▶ **EXTRACTED RECORDS**
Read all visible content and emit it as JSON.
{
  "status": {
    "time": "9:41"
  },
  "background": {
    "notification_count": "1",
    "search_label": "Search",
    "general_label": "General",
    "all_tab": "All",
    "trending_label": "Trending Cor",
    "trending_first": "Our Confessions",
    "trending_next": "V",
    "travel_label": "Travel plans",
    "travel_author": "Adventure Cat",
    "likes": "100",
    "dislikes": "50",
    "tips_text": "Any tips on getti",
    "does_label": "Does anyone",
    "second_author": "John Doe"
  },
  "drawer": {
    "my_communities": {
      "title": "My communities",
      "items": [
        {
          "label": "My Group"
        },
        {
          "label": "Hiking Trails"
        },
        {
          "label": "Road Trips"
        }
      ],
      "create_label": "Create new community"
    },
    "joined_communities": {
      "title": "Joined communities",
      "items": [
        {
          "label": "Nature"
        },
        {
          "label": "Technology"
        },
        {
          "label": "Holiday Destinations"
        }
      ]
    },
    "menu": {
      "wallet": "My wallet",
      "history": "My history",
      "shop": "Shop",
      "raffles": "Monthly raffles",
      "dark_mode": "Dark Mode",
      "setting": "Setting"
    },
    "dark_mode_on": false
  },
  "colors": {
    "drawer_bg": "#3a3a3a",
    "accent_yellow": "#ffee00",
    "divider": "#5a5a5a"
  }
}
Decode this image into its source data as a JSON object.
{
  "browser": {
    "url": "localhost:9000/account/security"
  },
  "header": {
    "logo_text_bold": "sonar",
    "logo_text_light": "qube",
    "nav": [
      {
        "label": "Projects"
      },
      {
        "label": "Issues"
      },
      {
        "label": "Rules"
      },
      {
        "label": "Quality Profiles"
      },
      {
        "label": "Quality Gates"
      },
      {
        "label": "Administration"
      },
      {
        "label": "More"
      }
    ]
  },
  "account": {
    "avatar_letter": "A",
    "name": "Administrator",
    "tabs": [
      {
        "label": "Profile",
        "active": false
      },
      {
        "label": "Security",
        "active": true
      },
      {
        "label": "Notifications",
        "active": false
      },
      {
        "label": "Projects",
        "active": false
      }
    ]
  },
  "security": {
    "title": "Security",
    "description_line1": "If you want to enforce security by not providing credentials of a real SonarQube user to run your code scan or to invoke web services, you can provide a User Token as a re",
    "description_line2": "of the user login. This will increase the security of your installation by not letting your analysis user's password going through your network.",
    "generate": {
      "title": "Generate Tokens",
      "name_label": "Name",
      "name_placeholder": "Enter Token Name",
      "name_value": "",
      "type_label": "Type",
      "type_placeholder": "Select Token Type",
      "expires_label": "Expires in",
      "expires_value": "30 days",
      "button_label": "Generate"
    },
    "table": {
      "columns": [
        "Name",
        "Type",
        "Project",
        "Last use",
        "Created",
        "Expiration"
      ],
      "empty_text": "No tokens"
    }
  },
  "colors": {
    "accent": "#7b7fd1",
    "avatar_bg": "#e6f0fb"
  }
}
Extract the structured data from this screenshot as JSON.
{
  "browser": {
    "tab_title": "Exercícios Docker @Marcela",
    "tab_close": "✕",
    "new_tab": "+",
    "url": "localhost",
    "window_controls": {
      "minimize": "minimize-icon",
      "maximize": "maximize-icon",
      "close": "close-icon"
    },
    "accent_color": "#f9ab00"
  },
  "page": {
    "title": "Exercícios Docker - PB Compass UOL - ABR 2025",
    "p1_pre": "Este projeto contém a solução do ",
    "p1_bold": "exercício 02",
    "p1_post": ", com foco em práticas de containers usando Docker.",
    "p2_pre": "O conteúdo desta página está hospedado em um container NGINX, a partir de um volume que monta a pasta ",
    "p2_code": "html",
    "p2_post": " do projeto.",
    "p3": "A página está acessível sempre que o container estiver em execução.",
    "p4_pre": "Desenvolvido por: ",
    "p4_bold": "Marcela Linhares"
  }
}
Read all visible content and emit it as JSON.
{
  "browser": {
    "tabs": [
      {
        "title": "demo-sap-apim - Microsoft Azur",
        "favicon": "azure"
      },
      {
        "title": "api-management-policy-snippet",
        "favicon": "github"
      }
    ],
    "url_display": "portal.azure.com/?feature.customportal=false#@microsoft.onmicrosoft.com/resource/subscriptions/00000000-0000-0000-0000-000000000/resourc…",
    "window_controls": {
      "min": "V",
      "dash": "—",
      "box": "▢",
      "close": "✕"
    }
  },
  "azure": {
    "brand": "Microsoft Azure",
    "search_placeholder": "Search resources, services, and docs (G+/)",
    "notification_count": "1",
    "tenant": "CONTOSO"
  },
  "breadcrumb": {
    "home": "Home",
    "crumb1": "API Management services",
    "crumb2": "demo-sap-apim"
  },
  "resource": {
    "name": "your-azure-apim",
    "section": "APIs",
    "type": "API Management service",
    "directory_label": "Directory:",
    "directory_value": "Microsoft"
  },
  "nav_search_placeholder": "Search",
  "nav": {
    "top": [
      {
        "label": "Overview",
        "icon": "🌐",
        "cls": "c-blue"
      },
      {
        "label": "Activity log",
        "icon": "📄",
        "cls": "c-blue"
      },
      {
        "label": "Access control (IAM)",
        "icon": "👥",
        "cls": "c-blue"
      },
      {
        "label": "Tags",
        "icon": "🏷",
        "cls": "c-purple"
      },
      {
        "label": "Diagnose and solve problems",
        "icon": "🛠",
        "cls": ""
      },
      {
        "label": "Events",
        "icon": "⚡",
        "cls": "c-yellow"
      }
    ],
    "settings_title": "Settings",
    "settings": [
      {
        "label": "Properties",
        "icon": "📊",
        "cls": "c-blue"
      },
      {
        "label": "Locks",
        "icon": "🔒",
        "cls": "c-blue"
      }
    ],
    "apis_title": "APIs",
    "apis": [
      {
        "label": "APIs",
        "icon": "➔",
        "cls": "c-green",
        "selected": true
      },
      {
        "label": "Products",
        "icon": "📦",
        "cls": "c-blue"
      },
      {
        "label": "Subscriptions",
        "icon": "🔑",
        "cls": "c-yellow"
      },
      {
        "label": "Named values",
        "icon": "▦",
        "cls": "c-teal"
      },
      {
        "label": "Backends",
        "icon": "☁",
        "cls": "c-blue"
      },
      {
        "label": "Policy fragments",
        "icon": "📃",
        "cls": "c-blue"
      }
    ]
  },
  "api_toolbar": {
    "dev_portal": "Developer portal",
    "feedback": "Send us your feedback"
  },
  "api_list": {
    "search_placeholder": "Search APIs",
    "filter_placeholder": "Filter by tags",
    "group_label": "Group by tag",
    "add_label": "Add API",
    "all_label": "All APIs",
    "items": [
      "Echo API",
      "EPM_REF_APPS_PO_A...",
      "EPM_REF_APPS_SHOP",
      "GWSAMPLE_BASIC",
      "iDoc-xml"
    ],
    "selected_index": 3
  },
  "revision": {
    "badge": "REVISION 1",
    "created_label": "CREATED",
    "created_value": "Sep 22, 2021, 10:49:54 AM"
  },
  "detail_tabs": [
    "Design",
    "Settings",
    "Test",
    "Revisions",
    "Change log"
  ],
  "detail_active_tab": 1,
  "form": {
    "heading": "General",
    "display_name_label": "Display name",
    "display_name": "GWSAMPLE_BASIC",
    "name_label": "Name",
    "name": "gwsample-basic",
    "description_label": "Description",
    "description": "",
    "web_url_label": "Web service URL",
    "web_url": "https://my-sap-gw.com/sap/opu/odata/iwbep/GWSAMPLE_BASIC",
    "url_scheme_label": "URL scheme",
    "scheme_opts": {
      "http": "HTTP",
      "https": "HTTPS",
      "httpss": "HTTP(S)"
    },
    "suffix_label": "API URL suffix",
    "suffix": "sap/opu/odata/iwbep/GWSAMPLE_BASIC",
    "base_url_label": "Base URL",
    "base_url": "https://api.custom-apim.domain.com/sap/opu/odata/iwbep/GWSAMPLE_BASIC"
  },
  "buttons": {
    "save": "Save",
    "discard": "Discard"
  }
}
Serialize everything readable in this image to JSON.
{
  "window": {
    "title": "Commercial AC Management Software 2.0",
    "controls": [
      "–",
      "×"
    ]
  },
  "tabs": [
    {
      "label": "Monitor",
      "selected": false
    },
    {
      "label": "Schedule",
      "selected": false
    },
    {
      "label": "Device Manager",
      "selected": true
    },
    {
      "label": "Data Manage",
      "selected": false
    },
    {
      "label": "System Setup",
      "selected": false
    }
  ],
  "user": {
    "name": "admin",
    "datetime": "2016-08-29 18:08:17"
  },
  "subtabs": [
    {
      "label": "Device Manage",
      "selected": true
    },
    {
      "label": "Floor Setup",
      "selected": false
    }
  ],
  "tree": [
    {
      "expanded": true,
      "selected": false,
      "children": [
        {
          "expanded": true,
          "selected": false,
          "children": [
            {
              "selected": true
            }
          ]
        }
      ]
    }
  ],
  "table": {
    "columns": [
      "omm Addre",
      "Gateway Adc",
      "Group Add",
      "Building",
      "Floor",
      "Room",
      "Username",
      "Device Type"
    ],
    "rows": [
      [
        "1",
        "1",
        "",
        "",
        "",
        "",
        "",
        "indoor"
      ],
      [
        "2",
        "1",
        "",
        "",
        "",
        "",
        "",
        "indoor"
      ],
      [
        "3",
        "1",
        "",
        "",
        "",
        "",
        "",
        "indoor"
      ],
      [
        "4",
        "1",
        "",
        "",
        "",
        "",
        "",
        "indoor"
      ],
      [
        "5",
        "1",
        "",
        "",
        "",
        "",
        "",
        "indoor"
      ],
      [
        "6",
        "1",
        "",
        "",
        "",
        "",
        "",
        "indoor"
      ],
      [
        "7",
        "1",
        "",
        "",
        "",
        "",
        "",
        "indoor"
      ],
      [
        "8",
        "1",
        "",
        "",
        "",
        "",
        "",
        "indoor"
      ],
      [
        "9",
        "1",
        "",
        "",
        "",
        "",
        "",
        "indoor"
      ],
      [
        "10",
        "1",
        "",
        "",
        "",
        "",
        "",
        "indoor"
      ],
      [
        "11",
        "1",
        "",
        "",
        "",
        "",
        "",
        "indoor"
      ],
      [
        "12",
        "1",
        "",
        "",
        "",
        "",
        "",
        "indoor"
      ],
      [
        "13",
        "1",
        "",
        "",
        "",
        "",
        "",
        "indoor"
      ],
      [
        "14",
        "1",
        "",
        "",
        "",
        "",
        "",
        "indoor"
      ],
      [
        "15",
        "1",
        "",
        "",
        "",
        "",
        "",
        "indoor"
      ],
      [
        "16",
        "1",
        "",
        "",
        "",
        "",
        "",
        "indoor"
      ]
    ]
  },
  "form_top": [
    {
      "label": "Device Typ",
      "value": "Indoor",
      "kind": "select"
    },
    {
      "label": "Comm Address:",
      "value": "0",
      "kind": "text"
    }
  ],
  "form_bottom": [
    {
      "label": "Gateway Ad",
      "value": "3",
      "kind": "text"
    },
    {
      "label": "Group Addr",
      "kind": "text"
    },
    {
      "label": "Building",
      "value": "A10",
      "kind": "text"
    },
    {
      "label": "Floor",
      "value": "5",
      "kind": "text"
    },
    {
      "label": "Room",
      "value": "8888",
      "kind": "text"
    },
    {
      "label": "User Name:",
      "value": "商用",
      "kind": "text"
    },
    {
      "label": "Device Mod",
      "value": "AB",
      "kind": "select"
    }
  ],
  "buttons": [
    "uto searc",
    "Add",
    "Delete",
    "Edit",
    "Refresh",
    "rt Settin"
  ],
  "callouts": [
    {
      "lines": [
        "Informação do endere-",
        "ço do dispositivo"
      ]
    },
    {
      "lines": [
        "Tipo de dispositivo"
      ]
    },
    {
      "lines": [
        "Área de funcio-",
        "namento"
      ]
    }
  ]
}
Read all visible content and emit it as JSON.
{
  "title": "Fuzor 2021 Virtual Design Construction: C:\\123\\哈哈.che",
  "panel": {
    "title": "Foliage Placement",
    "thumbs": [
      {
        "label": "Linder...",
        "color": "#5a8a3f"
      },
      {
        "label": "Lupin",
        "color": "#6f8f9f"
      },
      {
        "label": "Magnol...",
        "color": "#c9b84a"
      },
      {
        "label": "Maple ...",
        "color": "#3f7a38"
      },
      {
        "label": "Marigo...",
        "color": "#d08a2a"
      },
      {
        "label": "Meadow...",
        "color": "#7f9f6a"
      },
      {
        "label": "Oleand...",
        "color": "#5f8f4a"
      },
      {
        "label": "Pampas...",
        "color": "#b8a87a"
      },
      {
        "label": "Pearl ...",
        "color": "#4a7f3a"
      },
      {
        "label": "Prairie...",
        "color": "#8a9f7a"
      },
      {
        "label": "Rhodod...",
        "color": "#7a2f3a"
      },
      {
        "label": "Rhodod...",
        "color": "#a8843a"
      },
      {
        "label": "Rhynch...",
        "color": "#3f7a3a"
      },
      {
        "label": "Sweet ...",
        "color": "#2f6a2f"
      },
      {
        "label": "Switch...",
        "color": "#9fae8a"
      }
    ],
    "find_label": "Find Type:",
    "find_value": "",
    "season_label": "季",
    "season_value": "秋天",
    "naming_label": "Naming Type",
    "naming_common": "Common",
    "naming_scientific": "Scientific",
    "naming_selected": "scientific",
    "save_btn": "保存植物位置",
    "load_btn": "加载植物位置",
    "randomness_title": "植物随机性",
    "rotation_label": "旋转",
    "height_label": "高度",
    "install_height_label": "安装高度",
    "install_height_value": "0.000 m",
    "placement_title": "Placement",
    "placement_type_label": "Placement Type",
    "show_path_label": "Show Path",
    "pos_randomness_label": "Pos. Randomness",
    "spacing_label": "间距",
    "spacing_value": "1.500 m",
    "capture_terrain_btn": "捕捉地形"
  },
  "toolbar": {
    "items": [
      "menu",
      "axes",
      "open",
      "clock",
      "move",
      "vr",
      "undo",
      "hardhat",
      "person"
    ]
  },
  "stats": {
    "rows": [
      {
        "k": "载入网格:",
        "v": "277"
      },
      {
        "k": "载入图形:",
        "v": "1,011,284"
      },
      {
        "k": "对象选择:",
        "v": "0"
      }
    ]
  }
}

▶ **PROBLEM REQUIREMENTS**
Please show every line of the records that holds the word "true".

▶ **COMPLETED TASK**
        "active": true
        "selected": true
      "selected": true
      "selected": true
      "expanded": true,
          "expanded": true,
              "selected": true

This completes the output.